▸ **Your task**
Do any lines in the data below contain "screenshot"? If so, copy every one of them.

*** Working data ***

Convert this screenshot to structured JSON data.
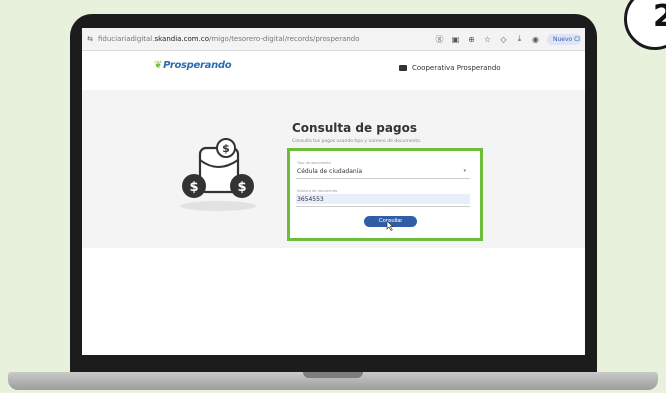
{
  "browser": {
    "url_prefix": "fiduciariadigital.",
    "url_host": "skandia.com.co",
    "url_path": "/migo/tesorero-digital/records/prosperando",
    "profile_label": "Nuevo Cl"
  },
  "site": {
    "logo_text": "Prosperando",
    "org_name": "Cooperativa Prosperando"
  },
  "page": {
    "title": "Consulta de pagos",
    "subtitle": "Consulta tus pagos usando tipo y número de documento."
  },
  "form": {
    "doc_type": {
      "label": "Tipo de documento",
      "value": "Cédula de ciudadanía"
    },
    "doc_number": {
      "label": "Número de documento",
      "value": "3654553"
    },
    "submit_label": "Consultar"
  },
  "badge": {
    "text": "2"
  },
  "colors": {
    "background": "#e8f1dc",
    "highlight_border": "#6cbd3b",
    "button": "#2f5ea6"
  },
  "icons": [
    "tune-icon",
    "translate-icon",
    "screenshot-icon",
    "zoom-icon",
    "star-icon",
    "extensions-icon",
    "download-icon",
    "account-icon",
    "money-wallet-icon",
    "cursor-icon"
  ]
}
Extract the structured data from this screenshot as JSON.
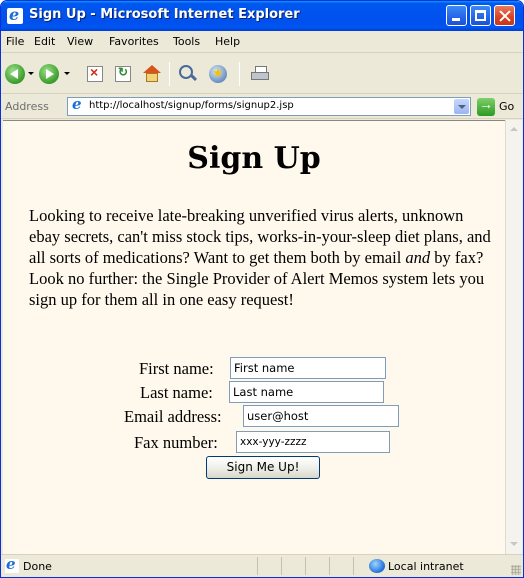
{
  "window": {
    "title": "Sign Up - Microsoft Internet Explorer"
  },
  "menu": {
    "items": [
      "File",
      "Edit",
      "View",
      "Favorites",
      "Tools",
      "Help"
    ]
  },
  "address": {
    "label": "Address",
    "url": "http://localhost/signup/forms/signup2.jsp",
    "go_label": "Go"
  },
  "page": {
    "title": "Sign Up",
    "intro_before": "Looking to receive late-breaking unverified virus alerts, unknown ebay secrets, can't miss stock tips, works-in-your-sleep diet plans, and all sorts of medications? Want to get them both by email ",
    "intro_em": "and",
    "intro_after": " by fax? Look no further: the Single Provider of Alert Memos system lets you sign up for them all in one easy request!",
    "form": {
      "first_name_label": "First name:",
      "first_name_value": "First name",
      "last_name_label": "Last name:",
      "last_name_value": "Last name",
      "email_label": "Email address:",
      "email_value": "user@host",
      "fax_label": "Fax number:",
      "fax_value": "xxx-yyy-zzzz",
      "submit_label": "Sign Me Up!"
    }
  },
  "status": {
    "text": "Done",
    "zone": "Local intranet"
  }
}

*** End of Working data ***

▸ **Task result**
Convert this screenshot to structured JSON data.
    "screenshot-icon",
Extract the structured data from this screenshot as JSON.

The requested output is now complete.